Work item - The result should be the full listing copied exactly, with no pictures in it.

※

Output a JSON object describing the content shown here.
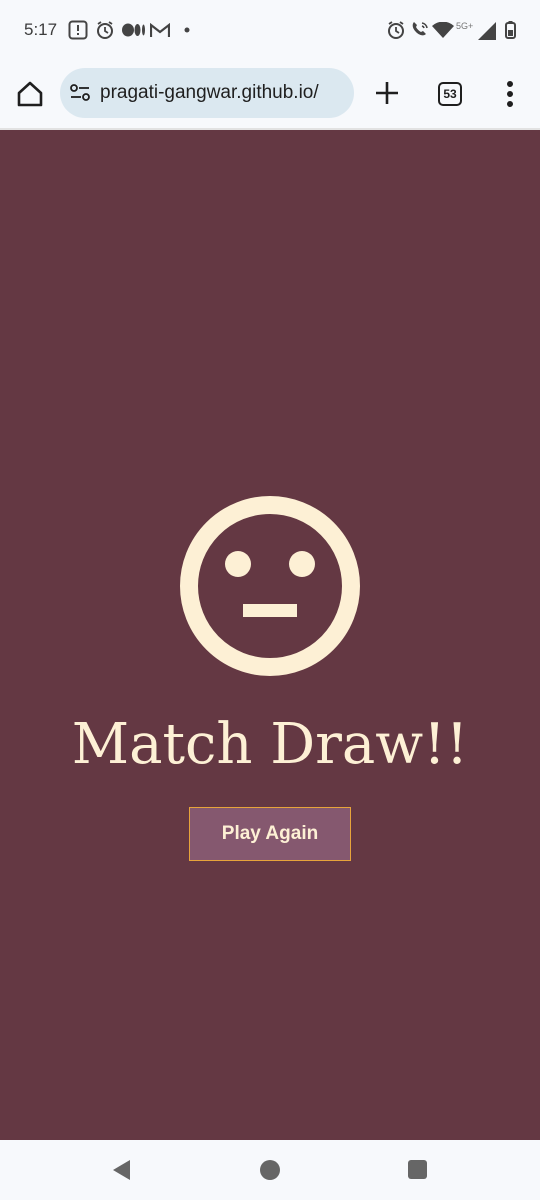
{
  "status_bar": {
    "time": "5:17",
    "network": "5G+",
    "left_icons": [
      "alert-icon",
      "alarm-icon",
      "medium-icon",
      "gmail-icon",
      "dot-icon"
    ],
    "right_icons": [
      "alarm-icon",
      "wifi-calling-icon",
      "wifi-icon",
      "signal-icon",
      "battery-icon"
    ]
  },
  "browser": {
    "url": "pragati-gangwar.github.io/",
    "tab_count": "53"
  },
  "game": {
    "result_text": "Match Draw!!",
    "play_again_label": "Play Again",
    "face_icon": "neutral-face-icon"
  },
  "colors": {
    "background": "#643843",
    "text": "#fdf0d5",
    "button_bg": "#85586f",
    "button_border": "#e7a43b"
  }
}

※

Output below -
Output a JSON object describing the content shown here.
{
  "status_bar": {
    "time": "5:17",
    "network": "5G+",
    "left_icons": [
      "alert-icon",
      "alarm-icon",
      "medium-icon",
      "gmail-icon",
      "dot-icon"
    ],
    "right_icons": [
      "alarm-icon",
      "wifi-calling-icon",
      "wifi-icon",
      "signal-icon",
      "battery-icon"
    ]
  },
  "browser": {
    "url": "pragati-gangwar.github.io/",
    "tab_count": "53"
  },
  "game": {
    "result_text": "Match Draw!!",
    "play_again_label": "Play Again",
    "face_icon": "neutral-face-icon"
  },
  "colors": {
    "background": "#643843",
    "text": "#fdf0d5",
    "button_bg": "#85586f",
    "button_border": "#e7a43b"
  }
}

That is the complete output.